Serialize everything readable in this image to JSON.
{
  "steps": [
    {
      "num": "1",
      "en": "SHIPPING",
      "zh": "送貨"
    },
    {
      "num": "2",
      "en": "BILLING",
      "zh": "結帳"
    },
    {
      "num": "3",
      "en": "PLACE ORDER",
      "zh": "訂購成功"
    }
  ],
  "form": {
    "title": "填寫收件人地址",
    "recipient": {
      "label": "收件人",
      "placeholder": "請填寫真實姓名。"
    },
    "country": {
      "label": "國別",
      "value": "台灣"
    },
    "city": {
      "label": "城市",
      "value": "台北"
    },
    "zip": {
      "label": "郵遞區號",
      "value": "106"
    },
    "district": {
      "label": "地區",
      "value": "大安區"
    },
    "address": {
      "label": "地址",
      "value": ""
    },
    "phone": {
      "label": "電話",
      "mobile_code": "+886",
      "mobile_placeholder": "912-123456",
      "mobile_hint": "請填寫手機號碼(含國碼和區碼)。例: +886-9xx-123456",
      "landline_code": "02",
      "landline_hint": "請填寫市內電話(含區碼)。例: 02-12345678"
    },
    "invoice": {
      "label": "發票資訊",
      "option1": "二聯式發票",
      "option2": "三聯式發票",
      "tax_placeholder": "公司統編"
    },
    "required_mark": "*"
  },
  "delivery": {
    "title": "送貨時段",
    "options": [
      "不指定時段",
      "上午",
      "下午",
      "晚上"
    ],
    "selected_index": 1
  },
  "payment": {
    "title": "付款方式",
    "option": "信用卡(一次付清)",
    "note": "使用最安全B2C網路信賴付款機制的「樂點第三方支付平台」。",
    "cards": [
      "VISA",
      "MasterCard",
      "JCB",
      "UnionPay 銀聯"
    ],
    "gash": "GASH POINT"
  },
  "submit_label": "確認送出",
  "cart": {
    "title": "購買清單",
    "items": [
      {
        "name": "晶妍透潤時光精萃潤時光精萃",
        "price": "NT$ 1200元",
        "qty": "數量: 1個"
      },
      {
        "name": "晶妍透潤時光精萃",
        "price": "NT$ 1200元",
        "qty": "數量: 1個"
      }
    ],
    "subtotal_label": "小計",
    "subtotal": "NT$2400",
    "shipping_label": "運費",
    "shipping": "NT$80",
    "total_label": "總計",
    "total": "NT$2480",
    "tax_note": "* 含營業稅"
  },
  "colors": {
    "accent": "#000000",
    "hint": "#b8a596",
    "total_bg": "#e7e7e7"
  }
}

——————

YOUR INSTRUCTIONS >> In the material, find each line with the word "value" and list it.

OUTPUT OF THE EXERCISE >>
      "value": "台灣"
      "value": "台北"
      "value": "106"
      "value": "大安區"
      "value": ""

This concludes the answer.